* _The input_
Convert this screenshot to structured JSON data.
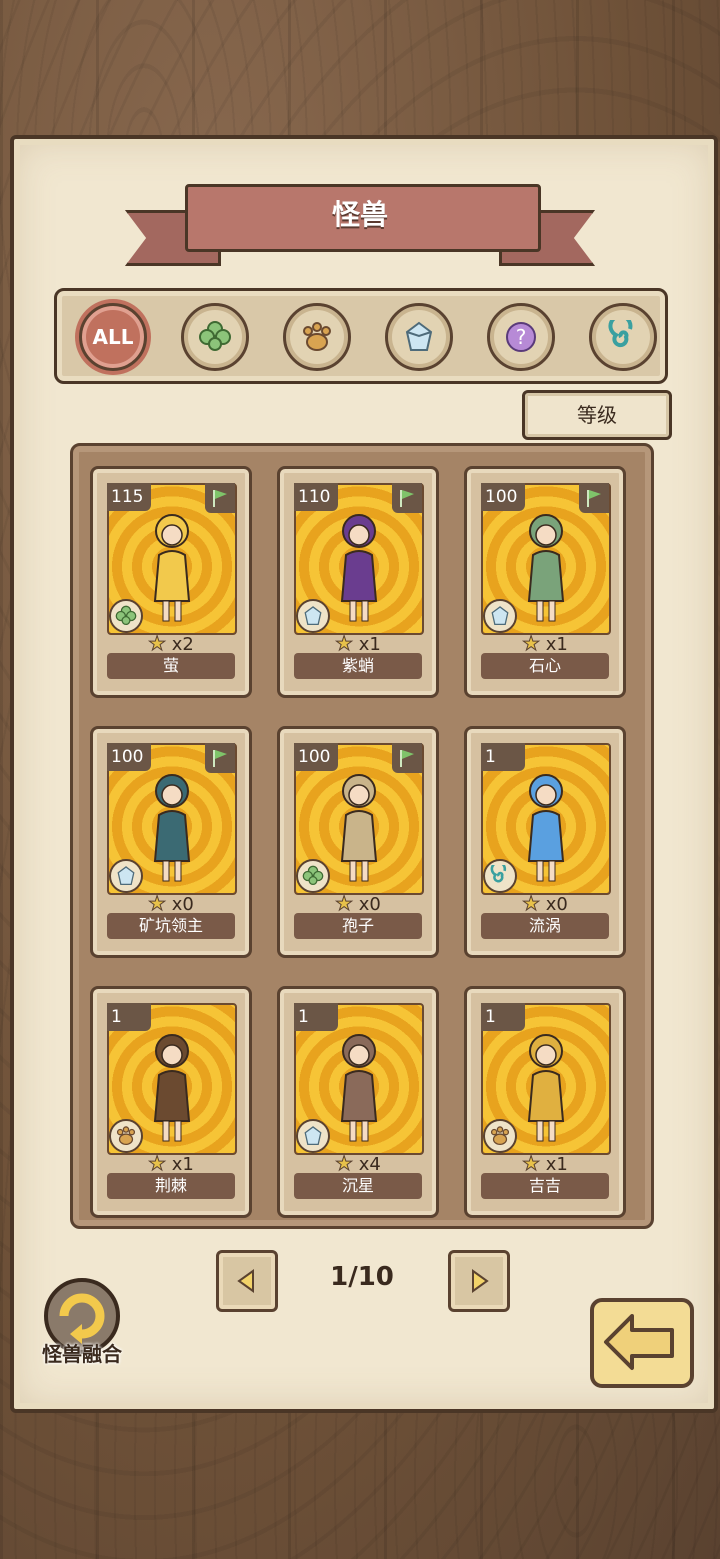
{
  "header": {
    "title": "怪兽"
  },
  "filters": [
    {
      "label": "ALL",
      "icon": "all-icon",
      "active": true
    },
    {
      "label": "",
      "icon": "clover-icon",
      "active": false
    },
    {
      "label": "",
      "icon": "paw-icon",
      "active": false
    },
    {
      "label": "",
      "icon": "crystal-icon",
      "active": false
    },
    {
      "label": "",
      "icon": "question-icon",
      "active": false
    },
    {
      "label": "",
      "icon": "spiral-icon",
      "active": false
    }
  ],
  "sort": {
    "label": "等级"
  },
  "cards": [
    {
      "level": "115",
      "count": "x2",
      "name": "萤",
      "type_icon": "clover-icon",
      "flag": true,
      "color": "#f2c94c"
    },
    {
      "level": "110",
      "count": "x1",
      "name": "紫蛸",
      "type_icon": "crystal-icon",
      "flag": true,
      "color": "#6a3d8f"
    },
    {
      "level": "100",
      "count": "x1",
      "name": "石心",
      "type_icon": "crystal-icon",
      "flag": true,
      "color": "#7aa37a"
    },
    {
      "level": "100",
      "count": "x0",
      "name": "矿坑领主",
      "type_icon": "crystal-icon",
      "flag": true,
      "color": "#3b6a73"
    },
    {
      "level": "100",
      "count": "x0",
      "name": "孢子",
      "type_icon": "clover-icon",
      "flag": true,
      "color": "#c9b48a"
    },
    {
      "level": "1",
      "count": "x0",
      "name": "流涡",
      "type_icon": "spiral-icon",
      "flag": false,
      "color": "#5aa0e0"
    },
    {
      "level": "1",
      "count": "x1",
      "name": "荆棘",
      "type_icon": "paw-icon",
      "flag": false,
      "color": "#6b4a30"
    },
    {
      "level": "1",
      "count": "x4",
      "name": "沉星",
      "type_icon": "crystal-icon",
      "flag": false,
      "color": "#8a6a5a"
    },
    {
      "level": "1",
      "count": "x1",
      "name": "吉吉",
      "type_icon": "paw-icon",
      "flag": false,
      "color": "#e0b040"
    }
  ],
  "pagination": {
    "text": "1/10"
  },
  "fusion": {
    "label": "怪兽融合"
  }
}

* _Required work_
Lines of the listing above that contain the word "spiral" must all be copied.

* _Response_
      "icon": "spiral-icon",
      "type_icon": "spiral-icon",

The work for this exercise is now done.